The Center for Reproductive Rights has filed lawsuits in Idaho and Tennessee and a federal complaint in Oklahoma. The efforts are not meant to overturn laws restricting abortion but are asking courts to clarify when exceptions that protect the mother’s life apply.
The laws restricting abortion are written by lawmakers, not doctors, and the doctors represented in the lawsuits are seeking clarity on how close to death a patient has to be before it becomes acceptable to perform an abortion.
Women who were unable to get abortions in emergencies are also represented.
The lead plaintiff in the Tennessee lawsuit is Nicole Blackmon, who said she was forced to carry a pregnancy despite being high-risk and having ultrasounds that showed the baby’s organs weren’t developing properly.
Blackmon couldn’t afford to travel out of state for an abortion and eventually gave birth to a stillborn fetus at seven months.
One of the women in the Idaho lawsuit is Jennifer Adkins, who was told her baby had many defects, and she was at risk for a condition called mirror syndrome, where the mother’s body begins to mimic the defects of the fetus. She eventually traveled to Oregon for an abortion.
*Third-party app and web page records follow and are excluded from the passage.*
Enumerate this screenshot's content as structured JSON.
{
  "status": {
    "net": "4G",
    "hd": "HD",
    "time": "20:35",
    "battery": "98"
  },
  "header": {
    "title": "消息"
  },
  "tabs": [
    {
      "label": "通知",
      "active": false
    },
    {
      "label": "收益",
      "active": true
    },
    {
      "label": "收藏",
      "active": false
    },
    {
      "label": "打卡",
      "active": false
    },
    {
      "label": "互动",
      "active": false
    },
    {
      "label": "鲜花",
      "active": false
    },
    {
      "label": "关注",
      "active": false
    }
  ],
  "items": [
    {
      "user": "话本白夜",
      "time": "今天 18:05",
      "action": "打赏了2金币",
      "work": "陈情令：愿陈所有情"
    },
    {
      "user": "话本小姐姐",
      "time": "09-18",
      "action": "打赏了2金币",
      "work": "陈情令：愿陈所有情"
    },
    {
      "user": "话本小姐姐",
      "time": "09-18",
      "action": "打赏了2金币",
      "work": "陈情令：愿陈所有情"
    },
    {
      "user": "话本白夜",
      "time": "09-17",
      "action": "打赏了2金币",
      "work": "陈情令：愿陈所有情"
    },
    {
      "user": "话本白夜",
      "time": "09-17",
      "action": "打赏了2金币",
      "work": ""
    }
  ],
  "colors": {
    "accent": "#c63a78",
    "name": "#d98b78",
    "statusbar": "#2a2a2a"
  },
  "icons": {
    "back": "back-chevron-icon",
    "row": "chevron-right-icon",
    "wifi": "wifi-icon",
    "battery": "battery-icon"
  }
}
The Oklahoma complaint focuses on the case of Jaci Statton, who experienced a molar pregnancy that was cancerous. Molar pregnancies do not develop into a viable fetus, but the hospital told her she would need to wait in the parking lot until she was crashing before they would be allowed to perform an abortion.
Statton eventually drove to Kansas for a procedure to clear the cancerous tissue from her uterus.
The Center has previously filed a similar lawsuit in Texas. Supporters of laws that ban or heavily restrict abortion say the group is using scare tactics and that state laws clearly allow abortions to be performed to save a mother’s life.